  • Xavier Delamarre, Dictionary of the Gallic language: A linguistic approach to continental Old Celtic, Errance, Paris, 2003 (in French)
  • Camille Jullian, Notes on Gallo-roman Alésia, Review of Ancient Studies, 1901, p. 140. (in French)
  • Camille Jullian, The name of Alésia in pro Alésia 1, 1907-1908, p. 241. (in French)
  • Jacques Lacroix, pref. V. Kruta, Names of gallic Origin. Fighting Gaul, vol 1, Errance, Paris, 2003 (in French)
  • Jacques Lacroix, Names of Gallic Origin.
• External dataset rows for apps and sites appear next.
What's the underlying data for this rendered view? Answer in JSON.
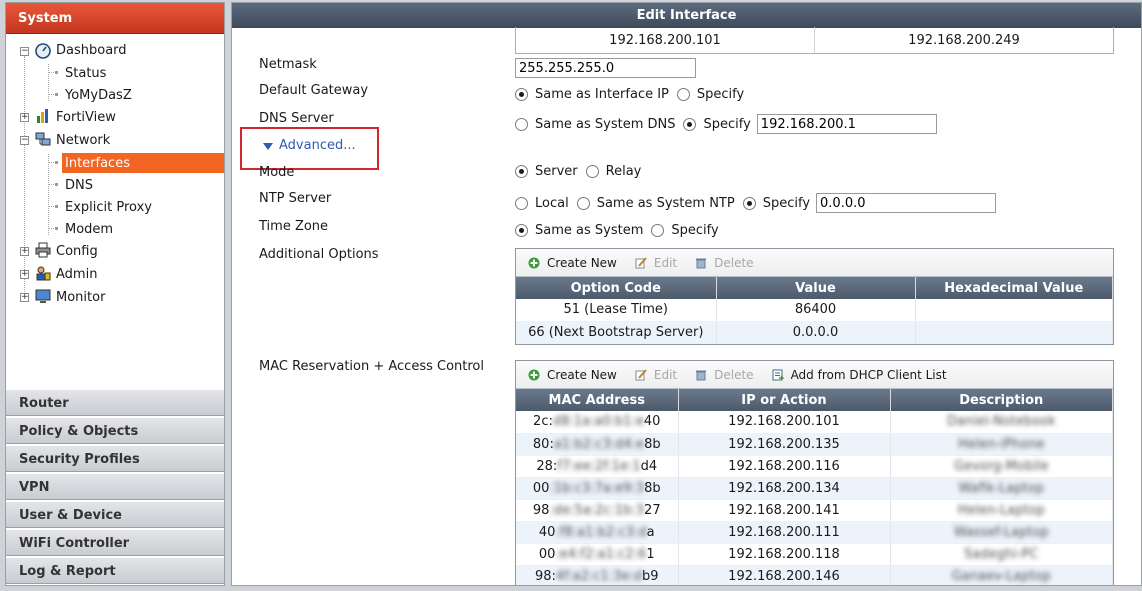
{
  "sidebar": {
    "header": "System",
    "tree": {
      "dashboard": "Dashboard",
      "status": "Status",
      "yomydasz": "YoMyDasZ",
      "fortiview": "FortiView",
      "network": "Network",
      "interfaces": "Interfaces",
      "dns": "DNS",
      "explicit_proxy": "Explicit Proxy",
      "modem": "Modem",
      "config": "Config",
      "admin": "Admin",
      "monitor": "Monitor"
    },
    "sections": [
      "Router",
      "Policy & Objects",
      "Security Profiles",
      "VPN",
      "User & Device",
      "WiFi Controller",
      "Log & Report"
    ]
  },
  "main": {
    "title": "Edit Interface",
    "ip_range": {
      "start": "192.168.200.101",
      "end": "192.168.200.249"
    },
    "labels": {
      "netmask": "Netmask",
      "gateway": "Default Gateway",
      "dns": "DNS Server",
      "advanced": "Advanced...",
      "mode": "Mode",
      "ntp": "NTP Server",
      "timezone": "Time Zone",
      "additional": "Additional Options",
      "mac": "MAC Reservation + Access Control"
    },
    "netmask_value": "255.255.255.0",
    "gateway_opts": {
      "a": "Same as Interface IP",
      "b": "Specify"
    },
    "dns_opts": {
      "a": "Same as System DNS",
      "b": "Specify",
      "value": "192.168.200.1"
    },
    "mode_opts": {
      "a": "Server",
      "b": "Relay"
    },
    "ntp_opts": {
      "a": "Local",
      "b": "Same as System NTP",
      "c": "Specify",
      "value": "0.0.0.0"
    },
    "tz_opts": {
      "a": "Same as System",
      "b": "Specify"
    }
  },
  "options_grid": {
    "toolbar": {
      "create": "Create New",
      "edit": "Edit",
      "delete": "Delete"
    },
    "columns": [
      "Option Code",
      "Value",
      "Hexadecimal Value"
    ],
    "rows": [
      [
        "51 (Lease Time)",
        "86400",
        ""
      ],
      [
        "66 (Next Bootstrap Server)",
        "0.0.0.0",
        ""
      ]
    ]
  },
  "mac_grid": {
    "toolbar": {
      "create": "Create New",
      "edit": "Edit",
      "delete": "Delete",
      "add": "Add from DHCP Client List"
    },
    "columns": [
      "MAC Address",
      "IP or Action",
      "Description"
    ],
    "rows": [
      {
        "mac_pre": "2c:",
        "mac_hidden": "d8:1a:a0:b1:e",
        "mac_post": "40",
        "ip": "192.168.200.101",
        "desc": "Daniel-Notebook"
      },
      {
        "mac_pre": "80:",
        "mac_hidden": "a1:b2:c3:d4:e",
        "mac_post": "8b",
        "ip": "192.168.200.135",
        "desc": "Helen-iPhone"
      },
      {
        "mac_pre": "28:",
        "mac_hidden": "f7:ee:2f:1e:1",
        "mac_post": "d4",
        "ip": "192.168.200.116",
        "desc": "Gevorg-Mobile"
      },
      {
        "mac_pre": "00",
        "mac_hidden": ":1b:c3:7a:e9:3",
        "mac_post": "8b",
        "ip": "192.168.200.134",
        "desc": "Wafik-Laptop"
      },
      {
        "mac_pre": "98",
        "mac_hidden": ":de:5a:2c:1b:3",
        "mac_post": "27",
        "ip": "192.168.200.141",
        "desc": "Helen-Laptop"
      },
      {
        "mac_pre": "40",
        "mac_hidden": ":f8:a1:b2:c3:d",
        "mac_post": "a",
        "ip": "192.168.200.111",
        "desc": "Wassef-Laptop"
      },
      {
        "mac_pre": "00",
        "mac_hidden": ":e4:f2:a1:c2:6",
        "mac_post": "1",
        "ip": "192.168.200.118",
        "desc": "Sadeghi-PC"
      },
      {
        "mac_pre": "98:",
        "mac_hidden": "4f:a2:c1:3e:d",
        "mac_post": "b9",
        "ip": "192.168.200.146",
        "desc": "Ganaev-Laptop"
      }
    ]
  }
}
The Gaul of Gods, vol 3, Errance, Paris, 2007. (in French)
  • Pierre-Yves Lambert, The Gallic language: linguistic description, commentary on selected inscriptions, Errance, Paris, 2003 (in French)
  • François Lassus and Gérard Taverdet, Place names of Franche-Comté. Introduction to the toponymy, Bonneton, 1995 (in French)
  • Paul Lebel, Principles and Methods of French hydronymy, Paris, 1956. (in French)
  • Joël Le Gall, Alésia. Archeology and history, Fayard, Paris, 1963 (in French)
  • Ernest Nègre, Alisia qui a dû désigner d'abord la source. The hydronym Alzonne in France, dans Otto Winkelmann, Maria Braisch, Festschrift für Johannes Hubschmid zum 65. Geburtstag. Beiträge zur allgemeines, indogermanischen and romanischen Sprachwissenschaft, Bern-Munich, Francke, 1982, p. 627. (German)
  • Ernest Nègre, General Toponymy of France, vol, 1, Geneva, 1990 (in French)
  • Michel Reddé, Alésia. Archeology against Imagination, Paris, 2003 (in French)
  • Gérard Taverdet, Place names of Burgundy, Bonneton, 2007 (in French)

External links[edit]